» REQUIREMENT: From the entries below, gather every line containing the string "text".
(RECORDED DATA)
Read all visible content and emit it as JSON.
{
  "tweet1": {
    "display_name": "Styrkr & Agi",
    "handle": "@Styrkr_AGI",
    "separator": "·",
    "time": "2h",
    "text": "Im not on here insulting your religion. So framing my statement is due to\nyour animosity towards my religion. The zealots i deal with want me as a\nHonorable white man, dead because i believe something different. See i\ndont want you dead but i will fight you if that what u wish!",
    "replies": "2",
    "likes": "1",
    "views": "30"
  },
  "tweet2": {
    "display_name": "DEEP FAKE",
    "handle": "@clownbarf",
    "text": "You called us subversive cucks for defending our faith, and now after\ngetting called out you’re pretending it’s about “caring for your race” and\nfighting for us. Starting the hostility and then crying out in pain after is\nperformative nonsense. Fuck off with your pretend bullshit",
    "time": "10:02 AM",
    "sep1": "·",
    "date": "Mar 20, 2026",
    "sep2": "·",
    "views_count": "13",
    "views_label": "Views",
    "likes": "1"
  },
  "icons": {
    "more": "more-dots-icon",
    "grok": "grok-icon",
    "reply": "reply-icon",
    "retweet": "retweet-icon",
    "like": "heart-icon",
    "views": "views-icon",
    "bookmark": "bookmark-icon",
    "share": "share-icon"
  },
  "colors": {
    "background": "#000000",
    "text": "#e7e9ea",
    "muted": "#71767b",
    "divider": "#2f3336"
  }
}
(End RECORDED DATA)
» RESULT BELOW:
    "text": "Im not on here insulting your religion. So framing my statement is due to\nyour animosity towards my religion. The zealots i deal with want me as a\nHonorable white man, dead because i believe something different. See i\ndont want you dead but i will fight you if that what u wish!",
    "text": "You called us subversive cucks for defending our faith, and now after\ngetting called out you’re pretending it’s about “caring for your race” and\nfighting for us. Starting the hostility and then crying out in pain after is\nperformative nonsense. Fuck off with your pretend bullshit",
    "text": "#e7e9ea",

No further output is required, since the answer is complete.